§ **Collected data entries**:
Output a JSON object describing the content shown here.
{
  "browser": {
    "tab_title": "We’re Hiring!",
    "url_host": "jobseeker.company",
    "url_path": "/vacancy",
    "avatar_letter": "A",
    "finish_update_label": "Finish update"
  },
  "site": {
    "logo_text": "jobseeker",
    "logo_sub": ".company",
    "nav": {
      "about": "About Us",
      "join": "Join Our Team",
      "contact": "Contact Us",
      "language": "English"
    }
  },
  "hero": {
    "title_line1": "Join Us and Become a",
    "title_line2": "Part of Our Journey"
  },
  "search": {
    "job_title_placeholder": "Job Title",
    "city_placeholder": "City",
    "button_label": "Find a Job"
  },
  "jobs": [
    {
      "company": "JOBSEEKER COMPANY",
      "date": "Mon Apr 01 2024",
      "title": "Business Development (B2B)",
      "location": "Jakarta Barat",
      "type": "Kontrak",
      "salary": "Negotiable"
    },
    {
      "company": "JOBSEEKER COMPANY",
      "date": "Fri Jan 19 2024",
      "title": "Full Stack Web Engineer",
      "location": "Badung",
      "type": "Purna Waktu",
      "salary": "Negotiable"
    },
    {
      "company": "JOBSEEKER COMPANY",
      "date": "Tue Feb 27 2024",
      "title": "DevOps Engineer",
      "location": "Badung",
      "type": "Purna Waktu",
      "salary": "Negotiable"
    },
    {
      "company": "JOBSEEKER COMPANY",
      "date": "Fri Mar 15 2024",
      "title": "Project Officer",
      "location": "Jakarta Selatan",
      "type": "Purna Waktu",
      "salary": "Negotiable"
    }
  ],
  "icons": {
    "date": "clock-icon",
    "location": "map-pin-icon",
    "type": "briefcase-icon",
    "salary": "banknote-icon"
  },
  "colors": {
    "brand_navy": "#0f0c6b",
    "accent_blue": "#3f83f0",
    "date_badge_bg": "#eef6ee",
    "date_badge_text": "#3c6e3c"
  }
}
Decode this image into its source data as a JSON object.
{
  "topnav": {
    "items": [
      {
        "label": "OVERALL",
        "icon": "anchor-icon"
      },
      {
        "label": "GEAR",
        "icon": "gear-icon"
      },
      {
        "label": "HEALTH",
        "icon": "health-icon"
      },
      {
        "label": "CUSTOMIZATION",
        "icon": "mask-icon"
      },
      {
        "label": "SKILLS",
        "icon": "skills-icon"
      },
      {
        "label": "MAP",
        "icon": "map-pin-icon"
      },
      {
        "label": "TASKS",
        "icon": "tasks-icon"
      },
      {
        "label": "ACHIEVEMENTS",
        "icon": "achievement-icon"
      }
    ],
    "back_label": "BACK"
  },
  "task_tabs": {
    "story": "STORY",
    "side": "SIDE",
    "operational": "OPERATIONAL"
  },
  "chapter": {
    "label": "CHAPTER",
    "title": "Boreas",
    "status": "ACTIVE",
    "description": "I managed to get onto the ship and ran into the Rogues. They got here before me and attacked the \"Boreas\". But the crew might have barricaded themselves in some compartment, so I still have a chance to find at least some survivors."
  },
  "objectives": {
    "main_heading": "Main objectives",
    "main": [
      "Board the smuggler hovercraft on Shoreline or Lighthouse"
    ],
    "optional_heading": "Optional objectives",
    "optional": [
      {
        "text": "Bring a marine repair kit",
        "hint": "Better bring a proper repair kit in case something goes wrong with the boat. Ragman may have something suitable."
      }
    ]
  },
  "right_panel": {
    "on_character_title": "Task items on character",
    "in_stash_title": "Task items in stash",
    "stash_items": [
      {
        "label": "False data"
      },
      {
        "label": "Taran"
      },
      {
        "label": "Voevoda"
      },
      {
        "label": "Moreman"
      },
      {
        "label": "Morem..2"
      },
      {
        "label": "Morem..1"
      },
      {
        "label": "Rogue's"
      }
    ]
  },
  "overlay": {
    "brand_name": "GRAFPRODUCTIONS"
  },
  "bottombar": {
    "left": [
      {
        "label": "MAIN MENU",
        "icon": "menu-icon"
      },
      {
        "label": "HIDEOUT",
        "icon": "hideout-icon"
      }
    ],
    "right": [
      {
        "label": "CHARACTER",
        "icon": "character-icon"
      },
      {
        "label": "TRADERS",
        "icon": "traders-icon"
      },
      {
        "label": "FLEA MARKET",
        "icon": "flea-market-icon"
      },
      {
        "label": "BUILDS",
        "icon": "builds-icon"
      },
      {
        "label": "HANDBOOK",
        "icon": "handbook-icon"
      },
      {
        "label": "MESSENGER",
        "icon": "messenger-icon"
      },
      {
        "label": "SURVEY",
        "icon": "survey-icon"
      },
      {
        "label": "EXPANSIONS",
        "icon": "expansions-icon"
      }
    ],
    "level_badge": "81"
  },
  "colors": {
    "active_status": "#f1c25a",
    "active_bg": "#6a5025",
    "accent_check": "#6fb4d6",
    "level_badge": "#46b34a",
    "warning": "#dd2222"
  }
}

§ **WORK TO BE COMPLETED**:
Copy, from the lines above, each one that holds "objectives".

§ **SOLUTION FOR THIS PROBLEM**:
  "objectives": {
    "main_heading": "Main objectives",
    "optional_heading": "Optional objectives",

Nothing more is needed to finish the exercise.